Brown said three weeks ago when the NFL’s owners met in New Orleans that he’s not trading Palmer, so his choices are to either languish in Cincinnati and play for a team that’s made the playoffs twice in the last 20 years, or go from pocket passer to couch quarterback.

While Palmer’s individual future remains uncertain, so does the Bengals’ draft strategy. Between Palmer’s newly-minted malcontent attitude and the professionally malcontent Chad Ochocinco, Cincinnati has some key players unwilling to sustain more losing. Combine Terrell Owens’ departure through free agency, and there could be two massive holes at two key offensive positions.

What Cincinnati will do with their fourth overall pick what they should do are two very different things. The Bengals should draft the best quarterback on the board, assuming either Blaine Gabbert or Cam Newton are still available. But they won’t, meaning A.J. Green remains the most likely target.
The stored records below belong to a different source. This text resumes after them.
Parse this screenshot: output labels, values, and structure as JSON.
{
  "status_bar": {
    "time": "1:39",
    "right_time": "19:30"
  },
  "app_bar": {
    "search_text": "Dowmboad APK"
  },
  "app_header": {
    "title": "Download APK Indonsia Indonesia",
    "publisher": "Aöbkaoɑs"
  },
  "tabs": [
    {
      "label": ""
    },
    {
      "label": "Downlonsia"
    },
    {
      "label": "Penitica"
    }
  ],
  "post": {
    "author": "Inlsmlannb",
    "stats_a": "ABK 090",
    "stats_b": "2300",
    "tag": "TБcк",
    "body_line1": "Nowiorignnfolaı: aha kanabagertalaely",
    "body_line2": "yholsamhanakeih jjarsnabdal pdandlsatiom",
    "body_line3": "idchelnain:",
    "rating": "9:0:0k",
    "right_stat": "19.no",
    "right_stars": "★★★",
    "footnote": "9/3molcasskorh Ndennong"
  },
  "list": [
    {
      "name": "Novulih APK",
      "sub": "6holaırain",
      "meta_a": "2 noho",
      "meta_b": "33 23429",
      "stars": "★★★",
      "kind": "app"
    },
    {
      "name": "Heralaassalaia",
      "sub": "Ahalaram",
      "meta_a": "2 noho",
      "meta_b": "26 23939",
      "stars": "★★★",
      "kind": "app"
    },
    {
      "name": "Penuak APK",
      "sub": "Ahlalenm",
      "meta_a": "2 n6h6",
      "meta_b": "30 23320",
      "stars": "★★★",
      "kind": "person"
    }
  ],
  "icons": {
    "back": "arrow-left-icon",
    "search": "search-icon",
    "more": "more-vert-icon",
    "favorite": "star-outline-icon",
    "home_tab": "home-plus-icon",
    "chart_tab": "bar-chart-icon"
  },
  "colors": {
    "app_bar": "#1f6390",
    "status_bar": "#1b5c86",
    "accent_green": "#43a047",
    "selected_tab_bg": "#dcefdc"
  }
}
Of course I’m probably wrong, which makes Mel Kiper Jr. and Todd McShay wrong too. While speaking to Greg Hobson of, head coach Marvin Lewis said he wants a player who can contribute immediately, and step into a starting role without any need for further development and learning on the sidelines. It’s doubtful if any quarterback in this draft–especially Newton–is capable of those standards.

The projects–albeit minor ones–like Jake Locker and Ryan Mallett will likely be available in the second round when the Bengals pick 35th overall. Logic states that a quarterback has to be selected in the early rounds with Palmer’s oncoming exit act.

But Brown’s friendship and loyalty may be shielding him from logic. In late March Armando Salguero of the Miami Herald wrote that given the inconsistencies of Chad Henne and shaky ground that also supports his NFL future, the Dolphins are doing their homework on Palmer. Miami is certainly a fitting future destination, but in a separate post on Wednesday Hobson said nothing has happened to change Brown’s mind since he took his stern, stubborn stance three weeks ago.

As Hobson writes, Brown is a man who doesn’t take kindly to being backed into a corner, and may have difficulty letting go of long-held relationships.

Those close to Brown say Palmer is one of his favourite all-time Bengals. It figures. A great passer with a low-key, easy-to-like personality who never bought all the hype about himself.

The price will be high to get Palmer given Brown’s fondness for his franchise arm, and likely more than the third-round pick Dan Marino has suggested, a suggestion of course made only in theory because trading picks for players isn’t permitted during the lockout. Despite suggestions and speculation of a softening stance, at this point it’s still difficult to envision Brown caving to Palmer, or Palmer wearing those hideous orange-and-black stripes again.

However, the Bengals being awful on the field and making poor front office decisions is much more pleasing to the imagination.